In response to the coronavirus pandemic, the Government, through the National Institute for Health Research (NIHR), launched a national urgent public health response which included starting a number of clinical trials which were fast-tracked to ensure that as many Covid-19 patients were recruited as possible across the UK.

Airedale NHS Foundation Trust was part of this response along with all other acute NHS Trusts in the Yorkshire and Humber region. Most other research studies were suspended during this time and priority was given to Covid-19 studies including the RECOVERY trial, which has had some promising early results. The RECOVERY trial involved randomising very sick coronavirus patients and giving them a number of different drug interventions to be compared with usual care. A low-dose steroid, Dexamethasone, has now been found to significantly reduce the risk of death from coronavirus for seriously ill patients who are being treated with a ventilator or are on oxygen. It is now recommended it is used across the country as standard care for high risk hospitalised patients with the virus. Dexamethasone does not appear to help people with milder symptoms of coronavirus who do not need help with their breathing.

At Airedale, the principal investigator for the RECOVERY trial was ICU consultant Dr Tamsin Gregory who worked alongside senior research sister Emma Dooks. A total of 19 patients were recruited to the study at Airedale and thousands were recruited across the country. Emma Dooks said,

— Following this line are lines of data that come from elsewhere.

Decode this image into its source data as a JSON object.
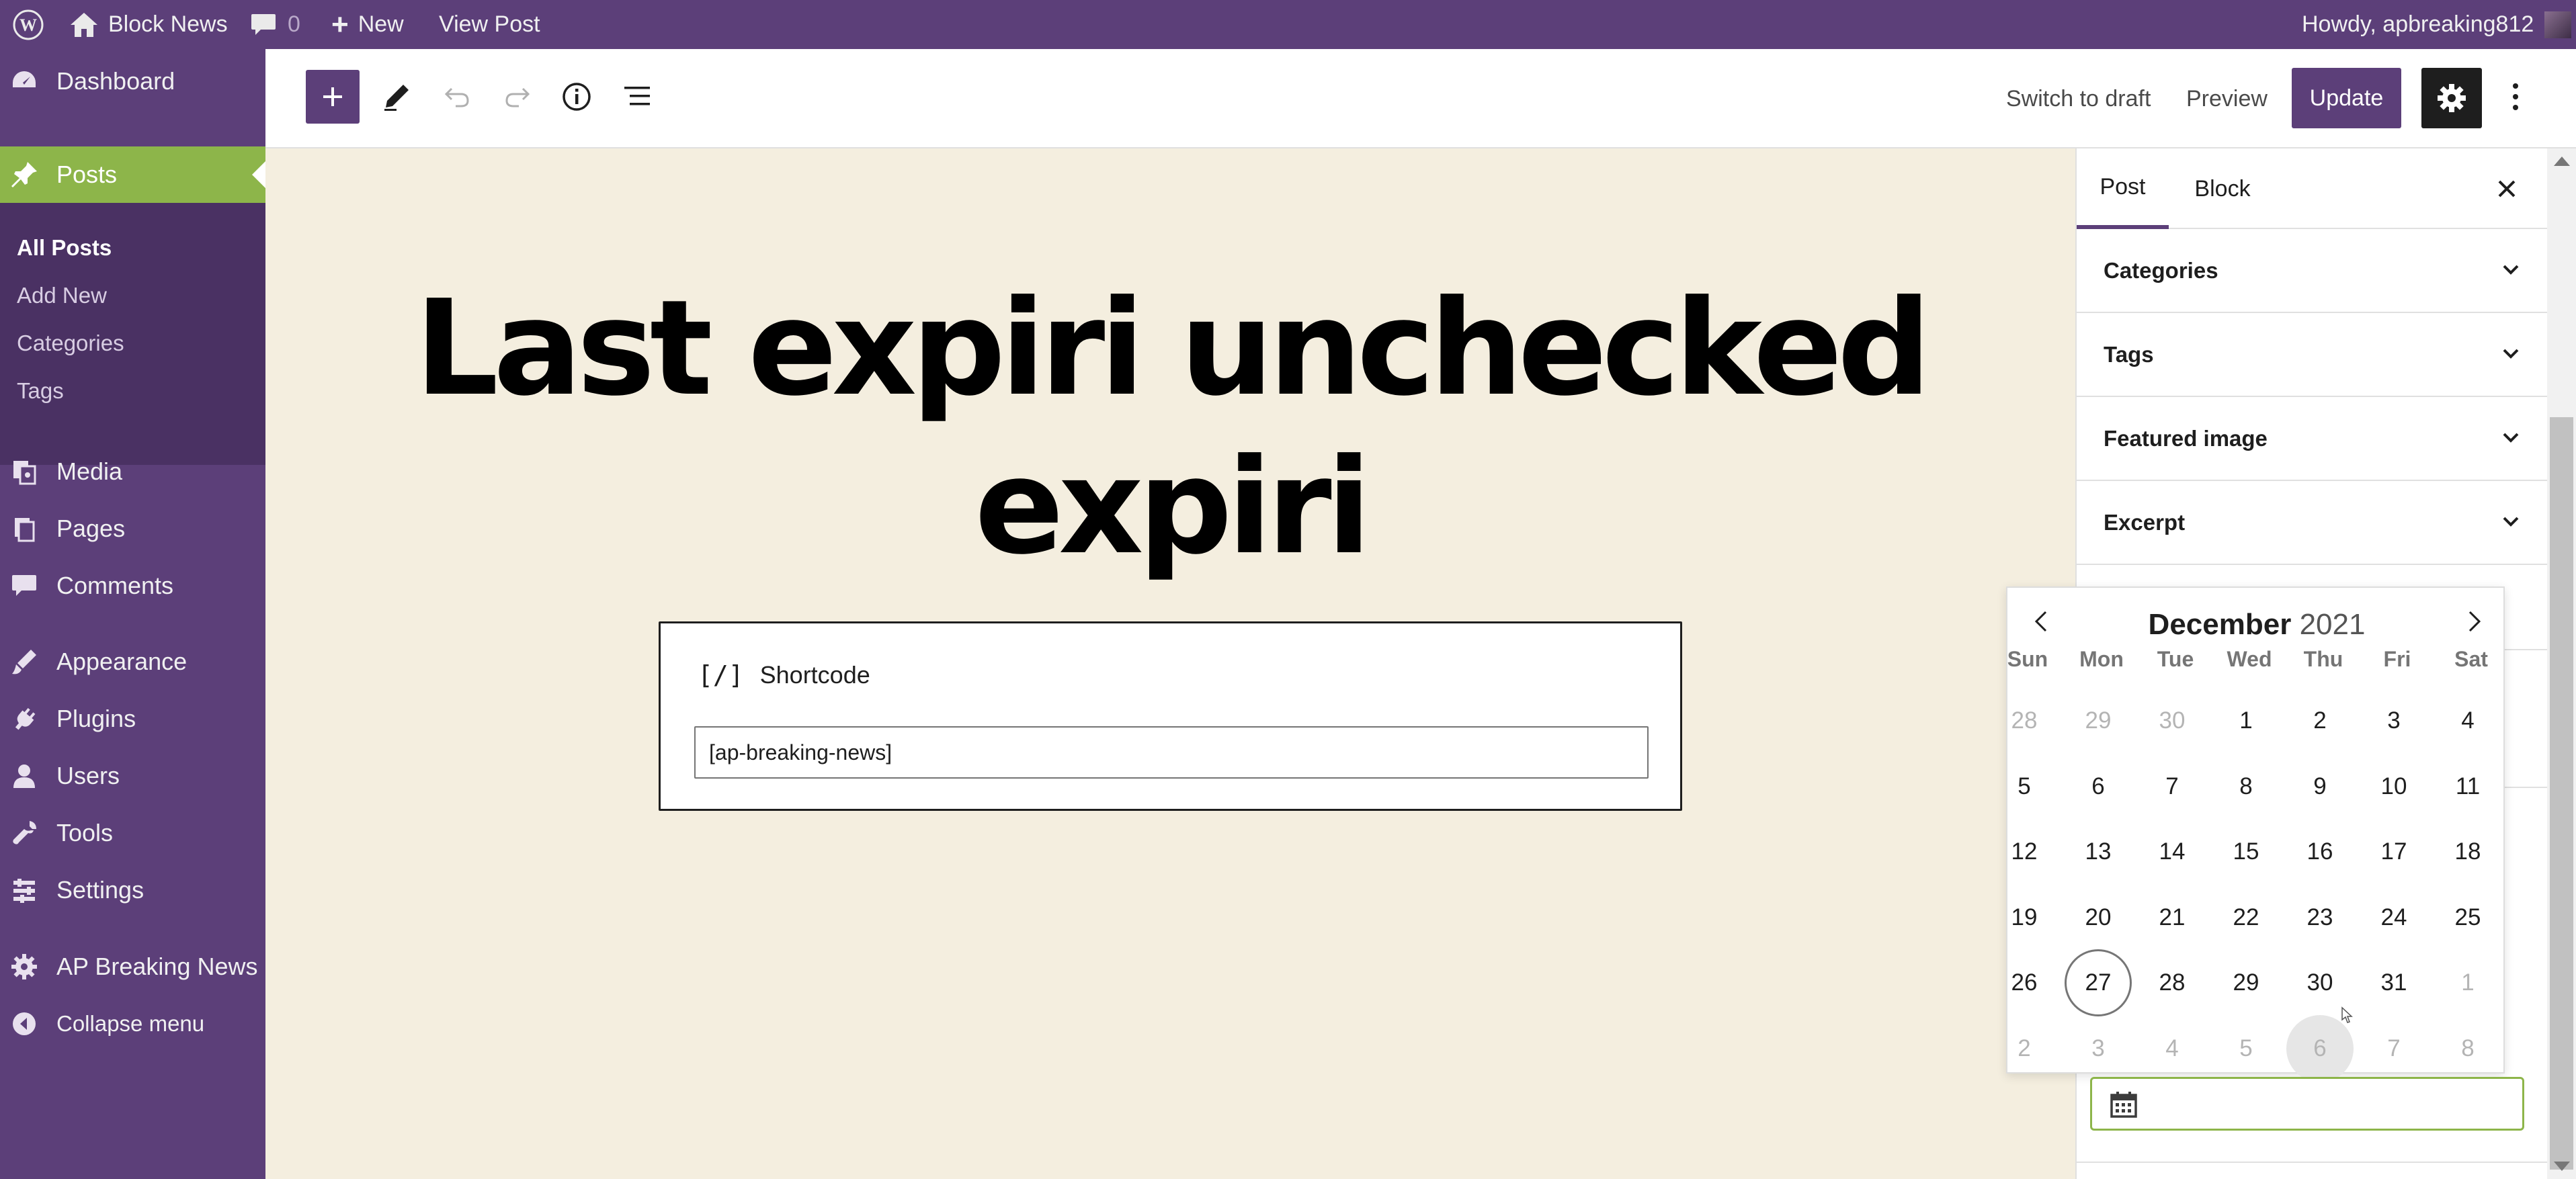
{
  "admin_bar": {
    "site_name": "Block News",
    "comments_count": "0",
    "new_label": "New",
    "view_post_label": "View Post",
    "greeting": "Howdy, apbreaking812"
  },
  "admin_menu": {
    "items": [
      {
        "label": "Dashboard",
        "icon": "dashboard-icon"
      },
      {
        "label": "Posts",
        "icon": "pin-icon"
      },
      {
        "label": "Media",
        "icon": "media-icon"
      },
      {
        "label": "Pages",
        "icon": "pages-icon"
      },
      {
        "label": "Comments",
        "icon": "comment-icon"
      },
      {
        "label": "Appearance",
        "icon": "brush-icon"
      },
      {
        "label": "Plugins",
        "icon": "plug-icon"
      },
      {
        "label": "Users",
        "icon": "user-icon"
      },
      {
        "label": "Tools",
        "icon": "wrench-icon"
      },
      {
        "label": "Settings",
        "icon": "settings-icon"
      },
      {
        "label": "AP Breaking News",
        "icon": "gear-icon"
      },
      {
        "label": "Collapse menu",
        "icon": "collapse-icon"
      }
    ],
    "posts_submenu": [
      "All Posts",
      "Add New",
      "Categories",
      "Tags"
    ],
    "accent_color": "#8db54a",
    "background_color": "#5c3f79"
  },
  "toolbar": {
    "switch_to_draft": "Switch to draft",
    "preview": "Preview",
    "update": "Update"
  },
  "editor": {
    "title_line1": "Last expiri unchecked",
    "title_line2": "expiri",
    "block_name": "Shortcode",
    "block_icon": "[/]",
    "shortcode_value": "[ap-breaking-news]"
  },
  "sidebar": {
    "tabs": [
      "Post",
      "Block"
    ],
    "panels": [
      "Categories",
      "Tags",
      "Featured image",
      "Excerpt"
    ]
  },
  "datepicker": {
    "month": "December",
    "year": "2021",
    "weekdays": [
      "Sun",
      "Mon",
      "Tue",
      "Wed",
      "Thu",
      "Fri",
      "Sat"
    ],
    "weeks": [
      [
        "28",
        "29",
        "30",
        "1",
        "2",
        "3",
        "4"
      ],
      [
        "5",
        "6",
        "7",
        "8",
        "9",
        "10",
        "11"
      ],
      [
        "12",
        "13",
        "14",
        "15",
        "16",
        "17",
        "18"
      ],
      [
        "19",
        "20",
        "21",
        "22",
        "23",
        "24",
        "25"
      ],
      [
        "26",
        "27",
        "28",
        "29",
        "30",
        "31",
        "1"
      ],
      [
        "2",
        "3",
        "4",
        "5",
        "6",
        "7",
        "8"
      ]
    ],
    "today": "27",
    "hovered": "6"
  }
}
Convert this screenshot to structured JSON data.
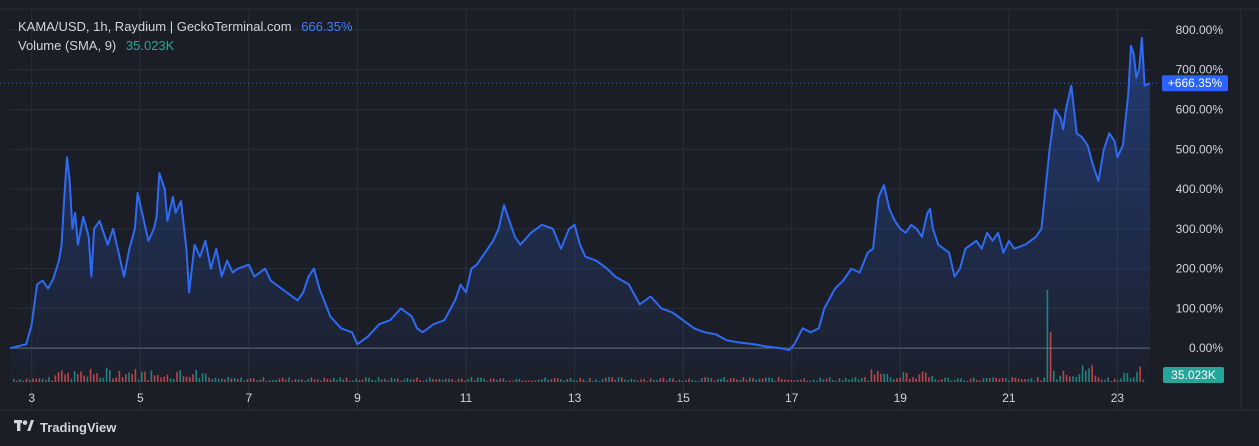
{
  "legend": {
    "pair_line": "KAMA/USD, 1h, Raydium | GeckoTerminal.com",
    "pair_value": "666.35%",
    "volume_line": "Volume (SMA, 9)",
    "volume_value": "35.023K"
  },
  "footer": {
    "brand": "TradingView"
  },
  "colors": {
    "background": "#1b1e27",
    "line": "#2f6bf2",
    "price_badge": "#2962ff",
    "volume_up": "#26a69a",
    "volume_down": "#ef5350",
    "grid": "#2a2e39",
    "text": "#d1d4dc"
  },
  "chart_data": {
    "type": "area",
    "title": "",
    "xlabel": "",
    "ylabel": "",
    "ylim": [
      -85,
      850
    ],
    "xlim": [
      2.6,
      23.6
    ],
    "x_ticks": [
      3,
      5,
      7,
      9,
      11,
      13,
      15,
      17,
      19,
      21,
      23
    ],
    "x_tick_labels": [
      "3",
      "5",
      "7",
      "9",
      "11",
      "13",
      "15",
      "17",
      "19",
      "21",
      "23"
    ],
    "y_ticks": [
      0,
      100,
      200,
      300,
      400,
      500,
      600,
      700,
      800
    ],
    "y_tick_labels": [
      "0.00%",
      "100.00%",
      "200.00%",
      "300.00%",
      "400.00%",
      "500.00%",
      "600.00%",
      "700.00%",
      "800.00%"
    ],
    "grid": true,
    "current_value_label": "+666.35%",
    "volume_label": "35.023K",
    "series": [
      {
        "values": [
          [
            2.6,
            0
          ],
          [
            2.9,
            10
          ],
          [
            3.0,
            60
          ],
          [
            3.1,
            160
          ],
          [
            3.2,
            170
          ],
          [
            3.3,
            150
          ],
          [
            3.4,
            175
          ],
          [
            3.5,
            220
          ],
          [
            3.55,
            260
          ],
          [
            3.6,
            380
          ],
          [
            3.65,
            480
          ],
          [
            3.7,
            420
          ],
          [
            3.75,
            300
          ],
          [
            3.8,
            340
          ],
          [
            3.85,
            260
          ],
          [
            3.95,
            330
          ],
          [
            4.05,
            280
          ],
          [
            4.1,
            180
          ],
          [
            4.15,
            300
          ],
          [
            4.25,
            320
          ],
          [
            4.4,
            260
          ],
          [
            4.5,
            300
          ],
          [
            4.6,
            240
          ],
          [
            4.7,
            180
          ],
          [
            4.8,
            250
          ],
          [
            4.9,
            300
          ],
          [
            4.95,
            390
          ],
          [
            5.05,
            330
          ],
          [
            5.15,
            270
          ],
          [
            5.25,
            300
          ],
          [
            5.3,
            330
          ],
          [
            5.35,
            440
          ],
          [
            5.45,
            400
          ],
          [
            5.5,
            320
          ],
          [
            5.6,
            380
          ],
          [
            5.65,
            340
          ],
          [
            5.75,
            370
          ],
          [
            5.85,
            250
          ],
          [
            5.9,
            140
          ],
          [
            6.0,
            260
          ],
          [
            6.1,
            230
          ],
          [
            6.2,
            270
          ],
          [
            6.3,
            200
          ],
          [
            6.4,
            250
          ],
          [
            6.5,
            180
          ],
          [
            6.6,
            220
          ],
          [
            6.7,
            190
          ],
          [
            6.8,
            200
          ],
          [
            7.0,
            210
          ],
          [
            7.1,
            180
          ],
          [
            7.3,
            200
          ],
          [
            7.4,
            170
          ],
          [
            7.6,
            150
          ],
          [
            7.7,
            140
          ],
          [
            7.9,
            120
          ],
          [
            8.0,
            140
          ],
          [
            8.1,
            180
          ],
          [
            8.2,
            200
          ],
          [
            8.3,
            150
          ],
          [
            8.5,
            80
          ],
          [
            8.7,
            50
          ],
          [
            8.9,
            40
          ],
          [
            9.0,
            10
          ],
          [
            9.2,
            30
          ],
          [
            9.4,
            60
          ],
          [
            9.6,
            70
          ],
          [
            9.8,
            100
          ],
          [
            10.0,
            80
          ],
          [
            10.1,
            50
          ],
          [
            10.2,
            40
          ],
          [
            10.4,
            60
          ],
          [
            10.6,
            70
          ],
          [
            10.8,
            120
          ],
          [
            10.9,
            160
          ],
          [
            11.0,
            140
          ],
          [
            11.1,
            200
          ],
          [
            11.2,
            210
          ],
          [
            11.35,
            240
          ],
          [
            11.5,
            270
          ],
          [
            11.6,
            300
          ],
          [
            11.7,
            360
          ],
          [
            11.8,
            320
          ],
          [
            11.9,
            280
          ],
          [
            12.0,
            260
          ],
          [
            12.2,
            290
          ],
          [
            12.4,
            310
          ],
          [
            12.6,
            300
          ],
          [
            12.75,
            250
          ],
          [
            12.9,
            300
          ],
          [
            13.0,
            310
          ],
          [
            13.1,
            260
          ],
          [
            13.2,
            230
          ],
          [
            13.4,
            220
          ],
          [
            13.6,
            200
          ],
          [
            13.75,
            180
          ],
          [
            14.0,
            160
          ],
          [
            14.2,
            110
          ],
          [
            14.4,
            130
          ],
          [
            14.6,
            100
          ],
          [
            14.8,
            90
          ],
          [
            15.0,
            70
          ],
          [
            15.2,
            50
          ],
          [
            15.4,
            40
          ],
          [
            15.6,
            35
          ],
          [
            15.8,
            20
          ],
          [
            16.0,
            15
          ],
          [
            16.3,
            10
          ],
          [
            16.5,
            5
          ],
          [
            16.8,
            0
          ],
          [
            16.95,
            -5
          ],
          [
            17.05,
            10
          ],
          [
            17.2,
            50
          ],
          [
            17.35,
            40
          ],
          [
            17.5,
            50
          ],
          [
            17.6,
            100
          ],
          [
            17.8,
            150
          ],
          [
            17.95,
            170
          ],
          [
            18.1,
            200
          ],
          [
            18.25,
            190
          ],
          [
            18.4,
            240
          ],
          [
            18.5,
            250
          ],
          [
            18.6,
            380
          ],
          [
            18.7,
            410
          ],
          [
            18.8,
            350
          ],
          [
            18.9,
            320
          ],
          [
            19.0,
            300
          ],
          [
            19.1,
            290
          ],
          [
            19.2,
            310
          ],
          [
            19.3,
            300
          ],
          [
            19.4,
            280
          ],
          [
            19.5,
            340
          ],
          [
            19.55,
            350
          ],
          [
            19.6,
            300
          ],
          [
            19.7,
            260
          ],
          [
            19.8,
            250
          ],
          [
            19.9,
            240
          ],
          [
            20.0,
            180
          ],
          [
            20.1,
            200
          ],
          [
            20.2,
            250
          ],
          [
            20.4,
            270
          ],
          [
            20.5,
            250
          ],
          [
            20.6,
            290
          ],
          [
            20.7,
            270
          ],
          [
            20.8,
            290
          ],
          [
            20.9,
            240
          ],
          [
            21.0,
            270
          ],
          [
            21.1,
            250
          ],
          [
            21.3,
            260
          ],
          [
            21.5,
            280
          ],
          [
            21.6,
            300
          ],
          [
            21.75,
            500
          ],
          [
            21.85,
            600
          ],
          [
            21.95,
            580
          ],
          [
            22.0,
            550
          ],
          [
            22.05,
            600
          ],
          [
            22.15,
            660
          ],
          [
            22.25,
            540
          ],
          [
            22.35,
            530
          ],
          [
            22.45,
            510
          ],
          [
            22.55,
            460
          ],
          [
            22.65,
            420
          ],
          [
            22.75,
            500
          ],
          [
            22.85,
            540
          ],
          [
            22.95,
            520
          ],
          [
            23.0,
            480
          ],
          [
            23.1,
            510
          ],
          [
            23.2,
            640
          ],
          [
            23.25,
            760
          ],
          [
            23.3,
            740
          ],
          [
            23.35,
            680
          ],
          [
            23.4,
            700
          ],
          [
            23.45,
            780
          ],
          [
            23.5,
            660
          ],
          [
            23.6,
            666
          ]
        ]
      }
    ]
  }
}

“It’s a privilege to be part of this national research trial, and I’m so pleased that there has been a breakthrough. We can now use these positive results to treat coronavirus patients and manage the pandemic going forward. Thank you to each and every one of the patients who took part – your involvement will help to save lives.”

Dr Tamsin Gregory

Within the region the research and development teams at Airedale, Leeds Teaching Hospitals, Bradford Teaching Hospitals, Calderdale and Huddersfield, Mid Yorkshire, York, Hull and Sheffield all took part in this ground-breaking study with the support of the NIHR Clinical Research Network for Yorkshire and the Humber.